96 views

What is the additional gravitational term from general relativity given by?

Carroll gives the potential energy in general relativity by $$ V(r)=\frac{1}{2}\epsilon-\epsilon\frac{G\,M}{r}+\frac{L^{2}}{2r^{2}}-\frac{G M L^{2}}{r^{3}} $$ My first question is does $V(r)$ have ...
2
votes
1answer
71 views

Problem 1 Chapter 11 Wald

I'm currently trying to solve problem 1, Chapter 11 of Wald, General Relativity. The request is to derive from the condition $$ \tilde\nabla_a \tilde\nabla_b \Omega=0\text{ at }\mathscr I^+, $$ where ...
0
votes
1answer
52 views

A Calculation in Padmanabhan's Book

I have seen this in Padmanabhan's book. How can I verify this: $$d\Sigma_{mn}=\frac{1}{2!}\epsilon_{mnab}\frac{\partial(x^a,x^b)}{\partial(\theta,\varphi)}d\theta d\varphi=\epsilon_{mn\theta\varphi}r^...
4
votes
1answer
83 views

Killing tensor in Minkowski space
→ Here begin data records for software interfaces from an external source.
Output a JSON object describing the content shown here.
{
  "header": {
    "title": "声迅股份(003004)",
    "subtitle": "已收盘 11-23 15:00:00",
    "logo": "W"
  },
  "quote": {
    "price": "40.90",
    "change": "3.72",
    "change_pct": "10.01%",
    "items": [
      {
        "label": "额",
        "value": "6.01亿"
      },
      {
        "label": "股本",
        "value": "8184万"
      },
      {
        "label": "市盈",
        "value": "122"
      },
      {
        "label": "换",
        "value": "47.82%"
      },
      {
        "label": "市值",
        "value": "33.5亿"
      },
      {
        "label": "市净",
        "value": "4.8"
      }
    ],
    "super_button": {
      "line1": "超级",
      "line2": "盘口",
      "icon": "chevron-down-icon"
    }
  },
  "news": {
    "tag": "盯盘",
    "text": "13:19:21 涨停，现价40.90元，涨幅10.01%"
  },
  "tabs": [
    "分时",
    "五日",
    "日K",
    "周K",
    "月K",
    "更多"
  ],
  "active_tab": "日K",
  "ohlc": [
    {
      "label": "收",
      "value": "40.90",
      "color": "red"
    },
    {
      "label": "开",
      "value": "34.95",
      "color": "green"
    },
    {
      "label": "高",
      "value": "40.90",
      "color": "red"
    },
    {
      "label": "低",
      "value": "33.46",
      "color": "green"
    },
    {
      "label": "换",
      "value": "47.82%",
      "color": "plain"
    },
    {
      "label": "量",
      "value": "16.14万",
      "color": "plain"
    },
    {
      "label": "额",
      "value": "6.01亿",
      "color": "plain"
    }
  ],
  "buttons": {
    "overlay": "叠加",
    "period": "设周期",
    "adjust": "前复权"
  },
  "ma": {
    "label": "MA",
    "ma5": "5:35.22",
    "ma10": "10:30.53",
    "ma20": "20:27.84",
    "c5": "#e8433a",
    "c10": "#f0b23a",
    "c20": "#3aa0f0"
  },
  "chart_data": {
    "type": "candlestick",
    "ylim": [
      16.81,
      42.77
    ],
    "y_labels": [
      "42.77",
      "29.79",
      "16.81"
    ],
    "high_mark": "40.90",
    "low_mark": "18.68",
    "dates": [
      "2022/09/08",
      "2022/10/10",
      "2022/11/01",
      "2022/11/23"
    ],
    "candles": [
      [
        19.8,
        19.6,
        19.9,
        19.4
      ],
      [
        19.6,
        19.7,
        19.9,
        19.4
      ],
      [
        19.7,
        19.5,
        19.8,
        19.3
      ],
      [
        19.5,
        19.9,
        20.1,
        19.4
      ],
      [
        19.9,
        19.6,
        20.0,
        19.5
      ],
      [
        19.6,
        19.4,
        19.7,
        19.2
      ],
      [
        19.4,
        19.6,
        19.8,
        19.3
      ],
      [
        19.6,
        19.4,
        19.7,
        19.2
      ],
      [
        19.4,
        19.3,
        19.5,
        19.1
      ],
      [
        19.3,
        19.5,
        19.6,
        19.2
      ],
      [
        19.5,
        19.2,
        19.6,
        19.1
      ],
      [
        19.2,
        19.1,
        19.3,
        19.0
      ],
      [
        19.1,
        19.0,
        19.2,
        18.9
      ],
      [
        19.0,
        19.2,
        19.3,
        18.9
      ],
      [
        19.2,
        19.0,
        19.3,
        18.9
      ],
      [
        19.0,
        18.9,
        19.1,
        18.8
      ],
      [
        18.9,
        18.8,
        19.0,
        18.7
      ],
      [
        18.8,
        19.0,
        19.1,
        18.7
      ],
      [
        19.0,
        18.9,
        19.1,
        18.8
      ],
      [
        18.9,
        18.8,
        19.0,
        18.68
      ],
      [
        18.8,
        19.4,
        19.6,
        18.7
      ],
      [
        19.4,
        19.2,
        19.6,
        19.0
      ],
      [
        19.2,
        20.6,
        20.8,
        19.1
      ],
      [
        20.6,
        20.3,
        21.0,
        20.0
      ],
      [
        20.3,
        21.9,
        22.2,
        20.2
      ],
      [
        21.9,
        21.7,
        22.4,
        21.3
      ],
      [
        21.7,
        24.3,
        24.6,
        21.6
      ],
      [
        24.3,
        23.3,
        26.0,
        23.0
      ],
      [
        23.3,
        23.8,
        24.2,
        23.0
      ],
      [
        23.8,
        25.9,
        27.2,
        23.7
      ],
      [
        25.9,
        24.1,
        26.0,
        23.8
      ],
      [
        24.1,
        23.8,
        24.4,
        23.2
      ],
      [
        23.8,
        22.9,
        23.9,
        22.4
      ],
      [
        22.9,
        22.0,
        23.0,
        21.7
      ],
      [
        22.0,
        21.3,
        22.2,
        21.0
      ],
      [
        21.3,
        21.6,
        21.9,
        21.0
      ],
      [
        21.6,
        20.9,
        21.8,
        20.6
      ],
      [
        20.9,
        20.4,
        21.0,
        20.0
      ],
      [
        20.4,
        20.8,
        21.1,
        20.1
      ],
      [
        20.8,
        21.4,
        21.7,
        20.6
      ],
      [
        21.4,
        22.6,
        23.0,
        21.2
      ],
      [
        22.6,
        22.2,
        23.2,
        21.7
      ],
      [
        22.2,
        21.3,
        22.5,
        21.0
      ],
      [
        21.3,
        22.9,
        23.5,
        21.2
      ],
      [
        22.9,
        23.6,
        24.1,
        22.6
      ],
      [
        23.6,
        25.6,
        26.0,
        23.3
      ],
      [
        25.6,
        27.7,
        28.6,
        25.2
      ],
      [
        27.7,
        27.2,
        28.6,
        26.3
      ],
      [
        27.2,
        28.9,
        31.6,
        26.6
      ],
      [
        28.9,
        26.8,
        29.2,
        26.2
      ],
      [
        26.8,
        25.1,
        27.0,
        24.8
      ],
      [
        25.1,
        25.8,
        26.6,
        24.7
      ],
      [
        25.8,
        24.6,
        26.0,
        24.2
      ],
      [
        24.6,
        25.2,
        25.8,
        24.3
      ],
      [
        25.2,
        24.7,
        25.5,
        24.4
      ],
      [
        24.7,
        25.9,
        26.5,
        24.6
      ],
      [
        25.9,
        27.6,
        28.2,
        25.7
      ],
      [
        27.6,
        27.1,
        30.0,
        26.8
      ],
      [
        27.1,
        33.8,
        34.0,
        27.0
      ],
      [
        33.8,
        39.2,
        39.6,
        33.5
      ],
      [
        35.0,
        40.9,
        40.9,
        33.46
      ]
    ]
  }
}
I'm trying to solve the Killing tensor equation $\nabla_{(a}K_{bc)} = 0$ in Minkowski space. I'd like to generalise the method we use to find Killing tensors in Minkowski space. We can take $\...